ANGELO, Domenico (1716–1802). L’Ecole des Armes [L’Ecole des Armes avec l’explication générale des principales attitudes et positions concernant L’Escrime, Dediée à Leurs Altesses Royales Les Princes Guillaume-Henry et Henry Frédéric].
London, R. & J. Dodsley, Pall Mall, 1763.
Oblong folio, 5 preliminary leaves (title, dedication, preface, list of subscribers; these leaves individually lettered a–e) followed by 47 black and white engraved plates, mixed in with unnumbered but individually lettered leaves of instructions (the first lettered f (in the sequence of prelims.); thereafter A–Fff, i.e., without the j’s, u’s and w’s as per standard printing style, in total 1 plus 52 leaves), followed by 2 leaves (table and errata). Title-page slightly dusty with a small flaw in a blank portion, occasional further light spotting, two mends, one to a tear in a blank portion, the other replacing an outer corner (blank), an excellent copy, bound in modern gilt-ruled full red morocco, title in gilt on upper cover, spine gilt.
FIRST EDITION of a comprehensive manual on the art of fencing, dedicated to the princes William Henry and Henry Frederick. Fencing was an indispensable part of a gentleman’s education, which Englishmen seem usually to have learned abroad until 1755, when Angelo came to London in the company of the celebrated beauty Peg Woffington. Early in his time in the country, Angelo scored impressive victories in public matches against English and Irish social fencers. His ensuing fame gained him key clients at court and in the royal family (amongst the first were the Duke of Devonshire and the Prince of Wales). Angelo and his descendants went on to train generations of wealthy English youth in fencing and horsemanship.
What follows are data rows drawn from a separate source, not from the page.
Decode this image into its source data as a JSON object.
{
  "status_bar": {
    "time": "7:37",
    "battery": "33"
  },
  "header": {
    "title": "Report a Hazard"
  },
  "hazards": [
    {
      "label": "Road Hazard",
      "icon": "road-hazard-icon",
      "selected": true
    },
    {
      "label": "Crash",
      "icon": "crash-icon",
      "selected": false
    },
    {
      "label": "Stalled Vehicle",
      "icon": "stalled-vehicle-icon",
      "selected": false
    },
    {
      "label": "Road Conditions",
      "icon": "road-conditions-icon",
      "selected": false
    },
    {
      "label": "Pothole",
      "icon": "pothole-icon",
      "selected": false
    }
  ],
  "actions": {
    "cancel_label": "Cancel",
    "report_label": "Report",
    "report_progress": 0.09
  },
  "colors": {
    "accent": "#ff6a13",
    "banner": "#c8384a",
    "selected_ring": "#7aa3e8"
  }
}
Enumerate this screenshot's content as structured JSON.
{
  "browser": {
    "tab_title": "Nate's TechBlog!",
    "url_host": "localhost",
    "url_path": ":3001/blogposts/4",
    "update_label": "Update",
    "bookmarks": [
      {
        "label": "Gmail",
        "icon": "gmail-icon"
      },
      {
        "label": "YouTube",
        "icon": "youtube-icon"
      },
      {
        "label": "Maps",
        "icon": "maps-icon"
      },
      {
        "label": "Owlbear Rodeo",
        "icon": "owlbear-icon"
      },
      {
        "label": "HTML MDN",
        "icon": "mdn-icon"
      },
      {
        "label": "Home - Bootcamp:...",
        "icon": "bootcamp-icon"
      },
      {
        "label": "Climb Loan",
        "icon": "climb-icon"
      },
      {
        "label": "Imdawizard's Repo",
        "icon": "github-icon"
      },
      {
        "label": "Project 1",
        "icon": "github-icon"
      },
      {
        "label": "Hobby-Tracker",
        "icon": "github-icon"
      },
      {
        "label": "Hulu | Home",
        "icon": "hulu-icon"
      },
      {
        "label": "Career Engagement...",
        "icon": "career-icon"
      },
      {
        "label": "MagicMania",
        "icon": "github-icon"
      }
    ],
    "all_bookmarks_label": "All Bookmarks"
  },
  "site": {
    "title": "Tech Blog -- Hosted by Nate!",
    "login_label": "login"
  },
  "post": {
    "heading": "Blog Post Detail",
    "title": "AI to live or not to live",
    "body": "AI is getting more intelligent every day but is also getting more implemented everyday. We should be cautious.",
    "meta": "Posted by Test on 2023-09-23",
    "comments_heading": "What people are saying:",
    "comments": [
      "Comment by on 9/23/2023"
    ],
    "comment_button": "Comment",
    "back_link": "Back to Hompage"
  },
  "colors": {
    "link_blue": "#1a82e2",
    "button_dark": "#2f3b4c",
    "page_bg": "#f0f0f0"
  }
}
The ‘Ecole des Armes’, which was often reprinted, presents the classical foil fencing of the French school. The 47 illustrations, each of which is a chef-d’oeuvre, were drawn from life by John Gwynn, a founding member of the Royal Academy, with Angelo posing as the main figure. Angelo’s work was selected as the chapter on ‘Escrime’ in the ‘Encyclopédie’ of Diderot and d’Alembert.
CAESAR, Caius Julius [Hirtius, A.]: (Coustellier, A.U., Ed.) C. Jullii Ceasari quae extant opera. Commentariorum de bello gallico, libri septem
Paris, Typis Josephi Barbou, 1755.
12mo, 2 vols. Vol. 1: frontispiece, 2 leaves without signature (half-title and title), pp. xxvii, 360, plus 2 fold-out maps; vol. 2: 2 leaves without signature (half-title and title), pp. 455 (1), 2 fold-out maps, plus a final leaf with publisher’s catalogue. Fine crisp volumes bound in burgundy morocco, with elaborately gilt-tooled foliated designs stamped in gilt on spines and covers, gilt dentelles, labels in green morocco (slight loss to head of spine in vol. 2, light stain towards tail, blue silk endpapers, a.e.g. A lovely binding. Ownership medallions of James Hartmann glued on the recto of first front fly leaves of both volumes. Hartmann was a C19th English book collector, especially of French editions; then this work entered in the Silke Montague collection, as shown by stamps found above the Hartmann bookplates.
Barbou’s elegant edition of Caesar’s commentaries, with supplements by his general Aulus Hirtius. This was part of a library of the classics prepared for this publisher by A.U. Coustellier; the catalogue as of 1755 is found at the end of the second volume here. For the aid of the book-collector, a list of editions of Caesar, from the first, Rome, 1469 (now Goff C16) onwards, is added to the works.